An “anti-budget,” Keehn writes, is the solution here. Track every dollar, categorize spending, multiply expenses by 12 to create an annual budget, and then “trim the excess… (and) reallocate.” Fictional Mack could save $3,255 a year, writes Keehn, by saving just 50 per cent on her discretionary expenses.

The book looks at the ins and outs of credit, and then, cohabitation.

“Have the money talk with your partner early,” Keehn advises. If your partner is a saver, and you are a “live for today” spender, that collision of views could harm the relationship, she notes.

There’s a great, detailed overview of investing, which looks at cash, fixed income and equities, as well as other investment vehicles. Keehn recommends a diverse approach to investing. Don’t invest in just one stock, but a diversified portfolio, she explains. Understand the risks of equity investing, but don’t fear them and put all your money in fixed-income, Keehn adds.

She explains the difference between buying stocks and bonds yourself versus buying units in mutual funds – the latter can have high fees, she warns.

Keehn points out how even the modest inflation we’ve experienced in the past five years can “erode your wealth.”
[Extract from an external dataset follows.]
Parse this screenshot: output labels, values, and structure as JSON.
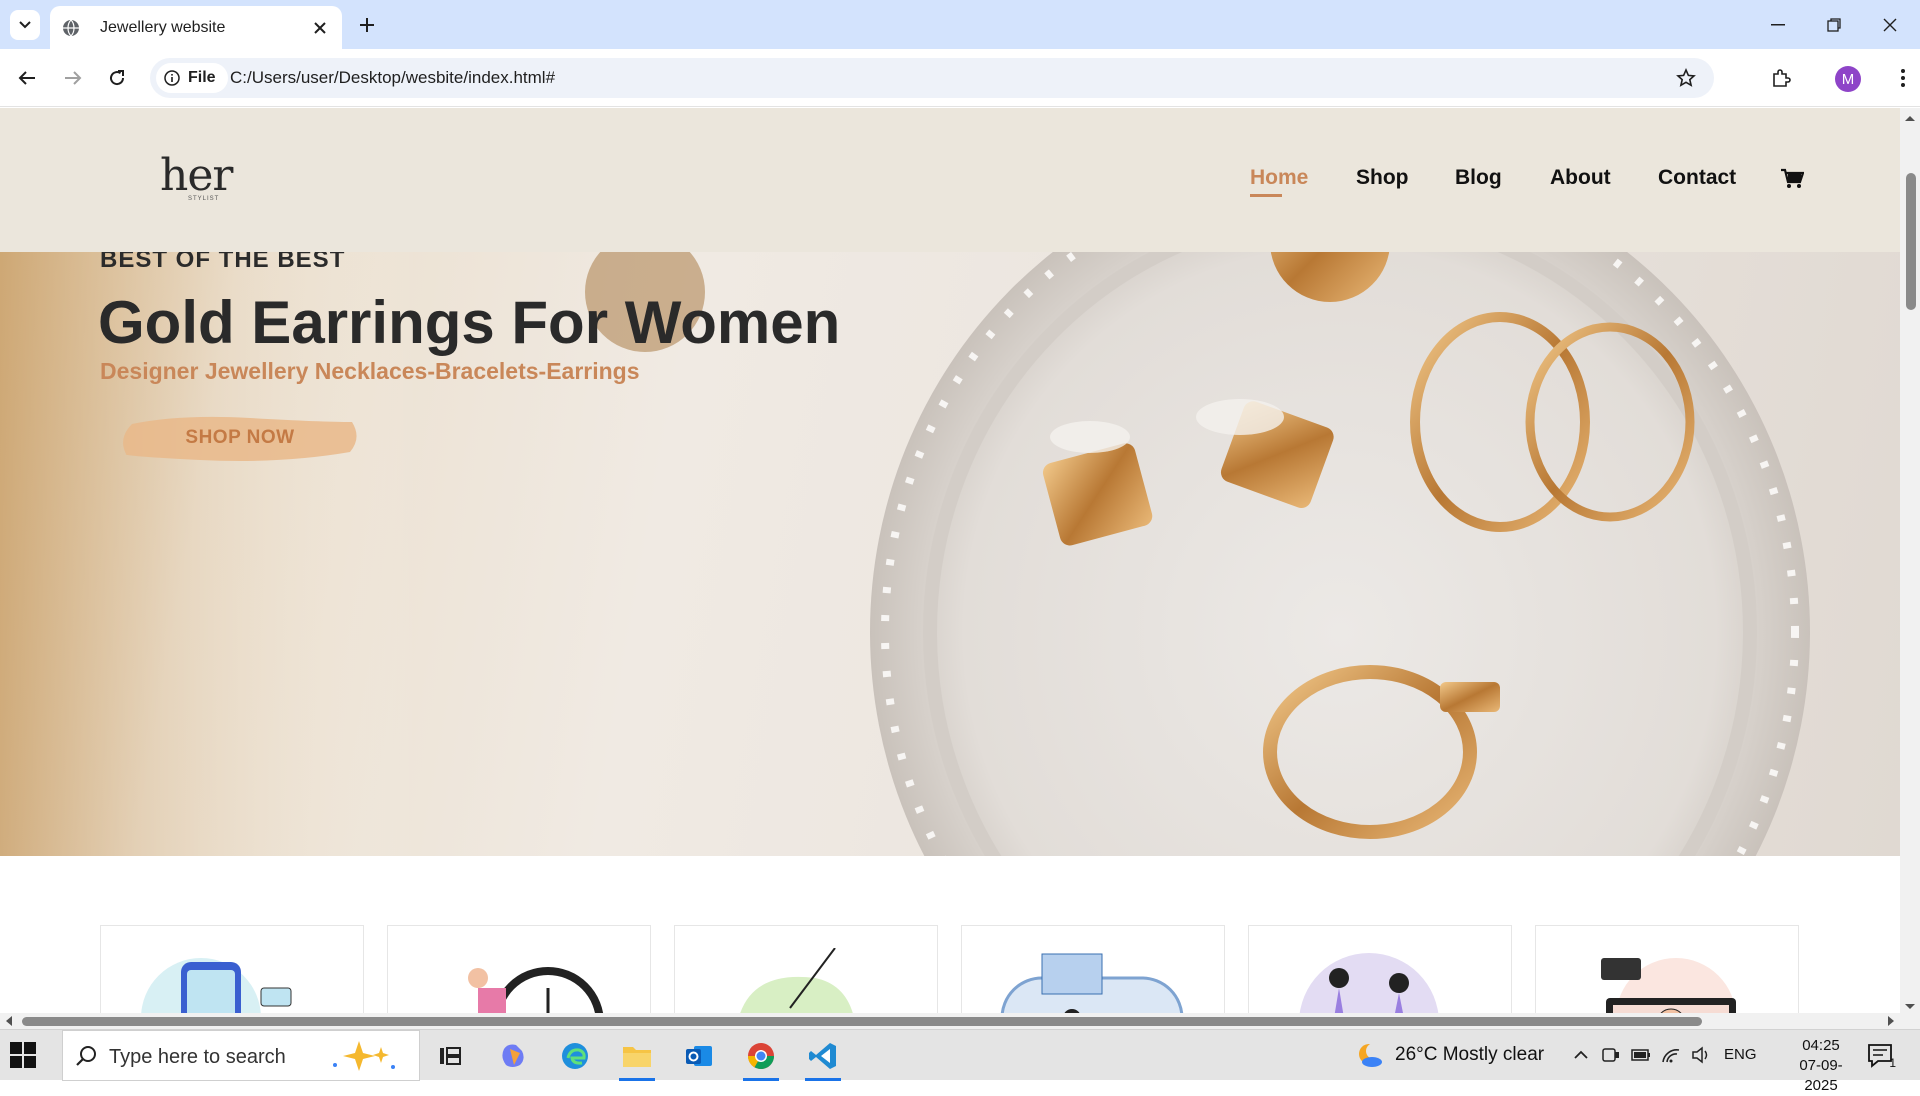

In the section on tax shelters, Keehn says it is best to think of registered retirement savings plans (RRSPs) and Tax Free Savings Accounts (TFSAs) “as an empty garage. You have to put “cars” (investments) into them, and depending on the rules of the tax shelter, there are different perks and penalties.”

With both, you can invest in a “plethora” of different vehicles, from “guaranteed investment certificates (GICs) and savings accounts to stocks, bonds, exchange-traded funds (ETFs), mutual funds and more.” Only the tax treatment of the “cars” is different – you get a tax deduction for funds placed in an RRSP, and they grow tax free, but are taxed when you take money out. There’s no tax deduction for putting funds in a TFSA, but no taxes on growth, and no taxes due on any income taken out of the TFSA.
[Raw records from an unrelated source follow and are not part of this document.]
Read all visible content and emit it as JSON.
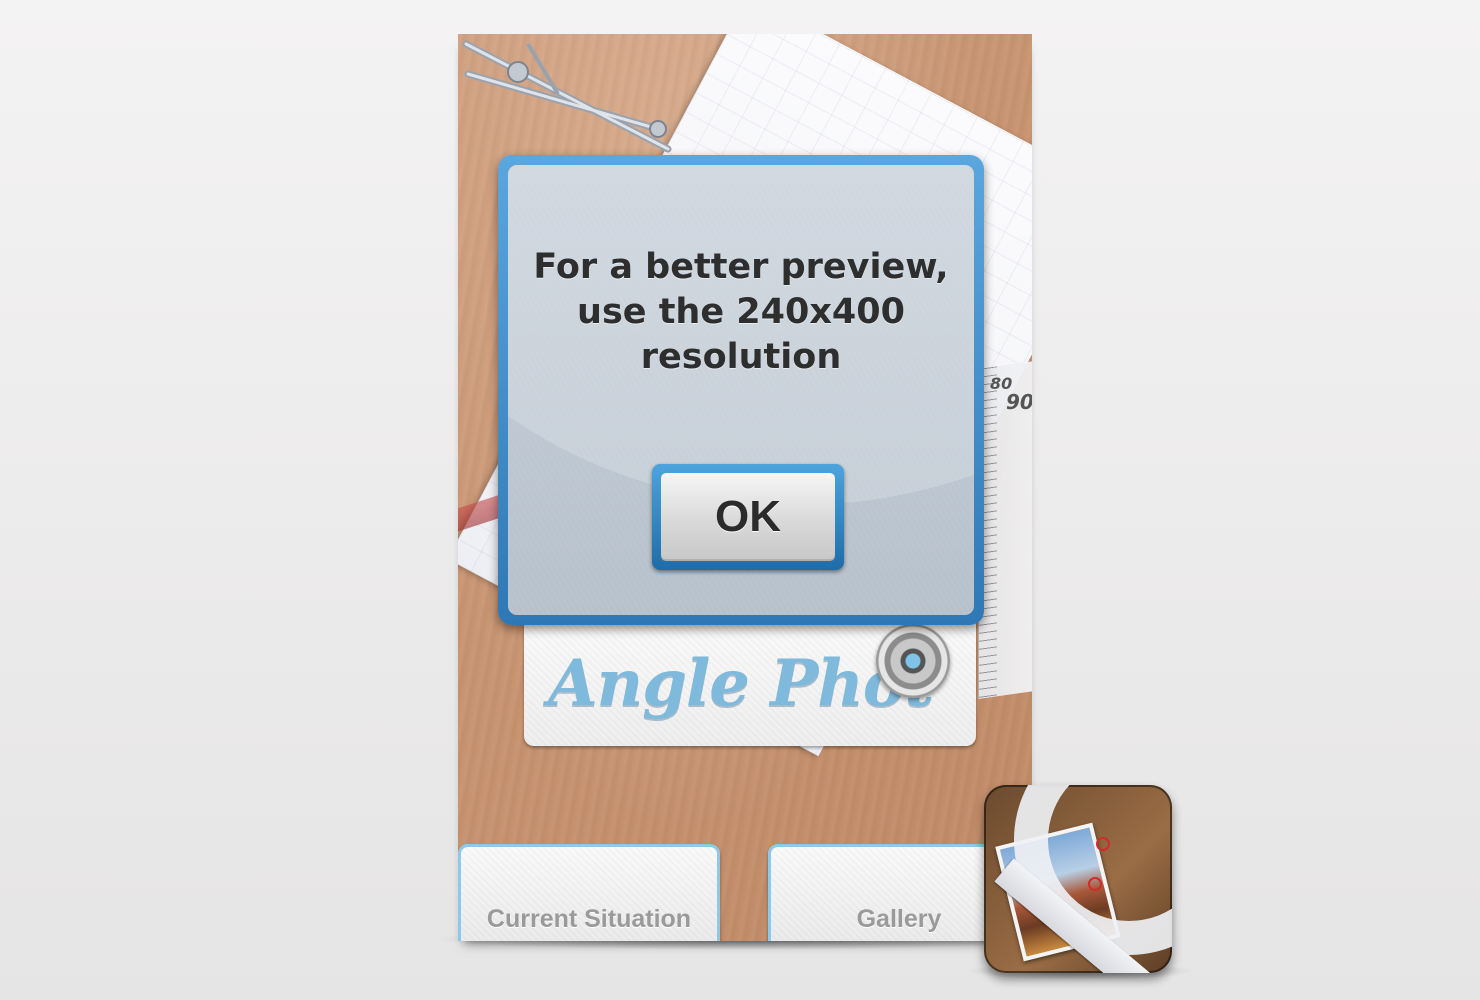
{
  "dialog": {
    "message": "For a better preview,\nuse the 240x400\nresolution",
    "ok_label": "OK"
  },
  "logo": {
    "text": "Angle Phot"
  },
  "bottom_buttons": {
    "current_situation": "Current Situation",
    "gallery": "Gallery"
  },
  "ruler": {
    "labels": [
      "80",
      "90"
    ]
  },
  "colors": {
    "dialog_border": "#3d8fd0",
    "dialog_fill": "#bfc8d2",
    "logo_text": "#7fb9dc",
    "button_border": "#8cc9ea",
    "background": "#efeeee"
  },
  "icons": {
    "app_icon": "angle-photo-app-icon",
    "lens": "camera-lens-icon"
  }
}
She talks about the need to maximize your contribution to any company-sponsored retirement savings plan, because otherwise, “you are leaving money on the table.”

Keehn offers some thoughts on the idea of paying off mortgages quickly as a strategy – perhaps, she writes, it’s less of a good idea given the current low mortgage rates – if you have debts at a higher interest rate, perhaps they should be targeted first.

She’s a believer in getting financial advice when you run into problems.

“It’s natural to feel ashamed of our money mistakes. However, our problems compound when we can’t manage on our own and don’t seek help. Think of it this way: Would you formulate a health-improvement plan before going to your doctor to see what’s actually wrong with you? Probably not.”

This is a great, clear, easy-to-follow walk through about a topic that many people don’t like to deal with. If you’re living paycheque to paycheque, with no emergency savings, this book offers you a blueprint for getting out of trouble and building financial independence. It’s a great addition to your financial library.

Kelley Keehn spoke to Save with SPP last year and had great additional insights about the stress Canadians feel over money matters.

Did you know that in-year contributions you make to the Saskatchewan Pension Plan are tax-deductible? In 2022, you can contribute up to $7,000 per calendar year, subject to available RRSP room. As the book suggests, funds within a registered plan like SPP grow tax-free, and are taxed only when you convert your SPP savings to future retirement income. Check out SPP today.

Join the Wealthcare Revolution – follow SPP on Facebook!

Written by Martin Biefer

Martin Biefer is Senior Pension Writer at Avery & Kerr Communications in Nepean, Ontario. A veteran reporter, editor and pension communicator, he’s now a freelancer. Interests include golf, line dancing and classic rock, and playing guitar. Got a story idea? Let Martin know via LinkedIn.